In full and word for word, restate the lines of the listing.

**Extracted entries**:
BEGIN

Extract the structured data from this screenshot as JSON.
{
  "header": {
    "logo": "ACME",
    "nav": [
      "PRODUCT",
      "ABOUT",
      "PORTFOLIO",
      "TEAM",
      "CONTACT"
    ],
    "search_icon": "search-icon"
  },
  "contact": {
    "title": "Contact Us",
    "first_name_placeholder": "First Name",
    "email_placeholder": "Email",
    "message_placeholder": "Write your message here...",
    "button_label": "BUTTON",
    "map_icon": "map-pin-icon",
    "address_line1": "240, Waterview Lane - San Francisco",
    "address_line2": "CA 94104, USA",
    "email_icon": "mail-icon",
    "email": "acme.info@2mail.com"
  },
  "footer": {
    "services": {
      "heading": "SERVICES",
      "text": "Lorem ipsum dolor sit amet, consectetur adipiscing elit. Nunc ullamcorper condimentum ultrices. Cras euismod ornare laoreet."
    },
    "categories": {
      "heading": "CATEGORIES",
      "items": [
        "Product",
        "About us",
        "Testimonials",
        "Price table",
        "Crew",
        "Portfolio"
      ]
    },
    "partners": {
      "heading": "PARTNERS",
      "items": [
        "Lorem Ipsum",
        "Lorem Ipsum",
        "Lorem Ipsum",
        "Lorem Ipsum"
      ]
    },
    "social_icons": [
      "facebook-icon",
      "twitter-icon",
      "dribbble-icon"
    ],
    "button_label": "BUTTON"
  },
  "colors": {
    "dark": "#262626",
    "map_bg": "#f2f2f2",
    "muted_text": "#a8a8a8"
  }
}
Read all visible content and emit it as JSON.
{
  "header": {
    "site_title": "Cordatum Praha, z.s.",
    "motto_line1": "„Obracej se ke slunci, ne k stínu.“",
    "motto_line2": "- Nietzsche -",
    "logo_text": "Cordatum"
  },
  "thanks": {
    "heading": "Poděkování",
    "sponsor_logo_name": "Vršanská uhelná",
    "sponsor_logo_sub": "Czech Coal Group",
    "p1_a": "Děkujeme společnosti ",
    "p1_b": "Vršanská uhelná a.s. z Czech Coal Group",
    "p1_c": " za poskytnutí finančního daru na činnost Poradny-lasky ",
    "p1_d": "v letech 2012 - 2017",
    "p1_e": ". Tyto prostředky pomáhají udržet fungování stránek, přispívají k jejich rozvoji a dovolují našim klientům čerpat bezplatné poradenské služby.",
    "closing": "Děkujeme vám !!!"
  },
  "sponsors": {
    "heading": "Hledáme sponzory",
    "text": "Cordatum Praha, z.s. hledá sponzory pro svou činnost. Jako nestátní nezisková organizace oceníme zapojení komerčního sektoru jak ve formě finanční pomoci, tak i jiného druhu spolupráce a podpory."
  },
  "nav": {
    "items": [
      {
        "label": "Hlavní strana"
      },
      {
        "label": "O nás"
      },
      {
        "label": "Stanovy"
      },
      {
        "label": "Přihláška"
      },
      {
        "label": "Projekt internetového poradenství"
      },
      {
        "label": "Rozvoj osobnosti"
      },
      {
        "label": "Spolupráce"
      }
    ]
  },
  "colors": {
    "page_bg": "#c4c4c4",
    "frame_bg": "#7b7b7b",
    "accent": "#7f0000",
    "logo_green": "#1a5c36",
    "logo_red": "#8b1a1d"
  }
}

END

**Response to this task**:
Extract the structured data from this screenshot as JSON.
{
  "header": {
    "logo": "ACME",
    "nav": [
      "PRODUCT",
      "ABOUT",
      "PORTFOLIO",
      "TEAM",
      "CONTACT"
    ],
    "search_icon": "search-icon"
  },
  "contact": {
    "title": "Contact Us",
    "first_name_placeholder": "First Name",
    "email_placeholder": "Email",
    "message_placeholder": "Write your message here...",
    "button_label": "BUTTON",
    "map_icon": "map-pin-icon",
    "address_line1": "240, Waterview Lane - San Francisco",
    "address_line2": "CA 94104, USA",
    "email_icon": "mail-icon",
    "email": "acme.info@2mail.com"
  },
  "footer": {
    "services": {
      "heading": "SERVICES",
      "text": "Lorem ipsum dolor sit amet, consectetur adipiscing elit. Nunc ullamcorper condimentum ultrices. Cras euismod ornare laoreet."
    },
    "categories": {
      "heading": "CATEGORIES",
      "items": [
        "Product",
        "About us",
        "Testimonials",
        "Price table",
        "Crew",
        "Portfolio"
      ]
    },
    "partners": {
      "heading": "PARTNERS",
      "items": [
        "Lorem Ipsum",
        "Lorem Ipsum",
        "Lorem Ipsum",
        "Lorem Ipsum"
      ]
    },
    "social_icons": [
      "facebook-icon",
      "twitter-icon",
      "dribbble-icon"
    ],
    "button_label": "BUTTON"
  },
  "colors": {
    "dark": "#262626",
    "map_bg": "#f2f2f2",
    "muted_text": "#a8a8a8"
  }
}
Read all visible content and emit it as JSON.
{
  "header": {
    "site_title": "Cordatum Praha, z.s.",
    "motto_line1": "„Obracej se ke slunci, ne k stínu.“",
    "motto_line2": "- Nietzsche -",
    "logo_text": "Cordatum"
  },
  "thanks": {
    "heading": "Poděkování",
    "sponsor_logo_name": "Vršanská uhelná",
    "sponsor_logo_sub": "Czech Coal Group",
    "p1_a": "Děkujeme společnosti ",
    "p1_b": "Vršanská uhelná a.s. z Czech Coal Group",
    "p1_c": " za poskytnutí finančního daru na činnost Poradny-lasky ",
    "p1_d": "v letech 2012 - 2017",
    "p1_e": ". Tyto prostředky pomáhají udržet fungování stránek, přispívají k jejich rozvoji a dovolují našim klientům čerpat bezplatné poradenské služby.",
    "closing": "Děkujeme vám !!!"
  },
  "sponsors": {
    "heading": "Hledáme sponzory",
    "text": "Cordatum Praha, z.s. hledá sponzory pro svou činnost. Jako nestátní nezisková organizace oceníme zapojení komerčního sektoru jak ve formě finanční pomoci, tak i jiného druhu spolupráce a podpory."
  },
  "nav": {
    "items": [
      {
        "label": "Hlavní strana"
      },
      {
        "label": "O nás"
      },
      {
        "label": "Stanovy"
      },
      {
        "label": "Přihláška"
      },
      {
        "label": "Projekt internetového poradenství"
      },
      {
        "label": "Rozvoj osobnosti"
      },
      {
        "label": "Spolupráce"
      }
    ]
  },
  "colors": {
    "page_bg": "#c4c4c4",
    "frame_bg": "#7b7b7b",
    "accent": "#7f0000",
    "logo_green": "#1a5c36",
    "logo_red": "#8b1a1d"
  }
}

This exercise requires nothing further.